Is a skewed female-to-male ratio perilous to Indian culture and lifestyle? Can people visualise any personal loss were there a shortage of females so to speak? Fewer females will simply mean men will have to cooperate with each-other to work around the problem. The women, as is evident already in some parts in India, could be obtained through bargaining, illegal trafficking, or prostitution hubs.
They would be bred forcibly like in a fertility village in Rajasthan where young girls are given oxytocin in foster homes and then shipped. Reproduction will be achieved through technology, force, and economic influence. Polyandry, or Draupadi pratha, could become in vogue. After all, these things have justifications in our past.
Our current prejudices go deeper than we care to acknowledge. And as India progresses we have found ways to evade culpability. Admittedly, well researched books such as that of Mara Hvistendahl have traced current problems to the west: right from colonialism to funding of population control programs by the USA. Feminism, successful in its early years to ban sex selective abortions, is also suffering from a backlash in contemporary India. Perhaps because of certain missteps it may have taken in its effort to find the right balance between creating a positive future and criticisms of male excesses in the past.

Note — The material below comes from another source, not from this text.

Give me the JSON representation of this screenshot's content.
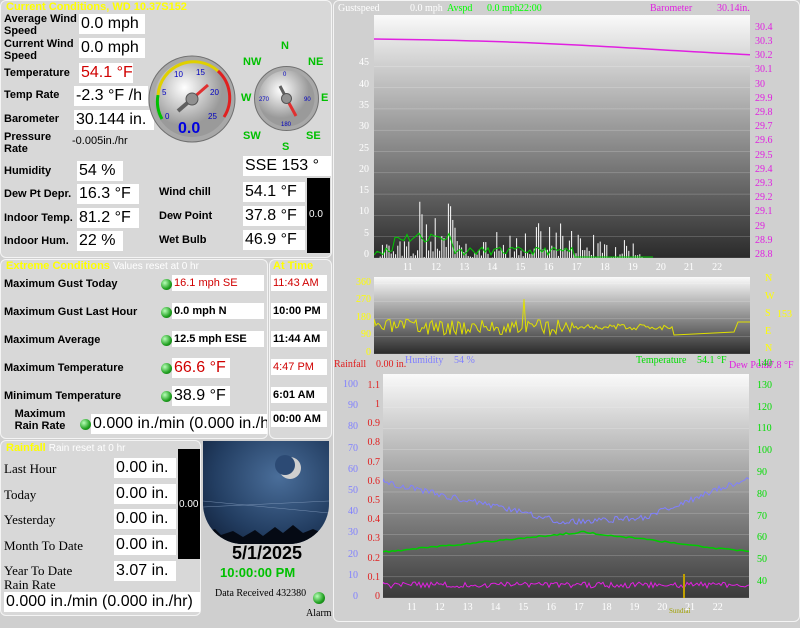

Are we serious about the issue of sex selection? If we are, then it is important to take stock where are we now on the issue of sex selection vis-à-vis cultural, political, as well as economical perspective. India needs to frame a comprehensive answer to these interlocking questions. Until it does, Indians are unlikely to care for gender imbalance and our daughters will continue to be mass murdered.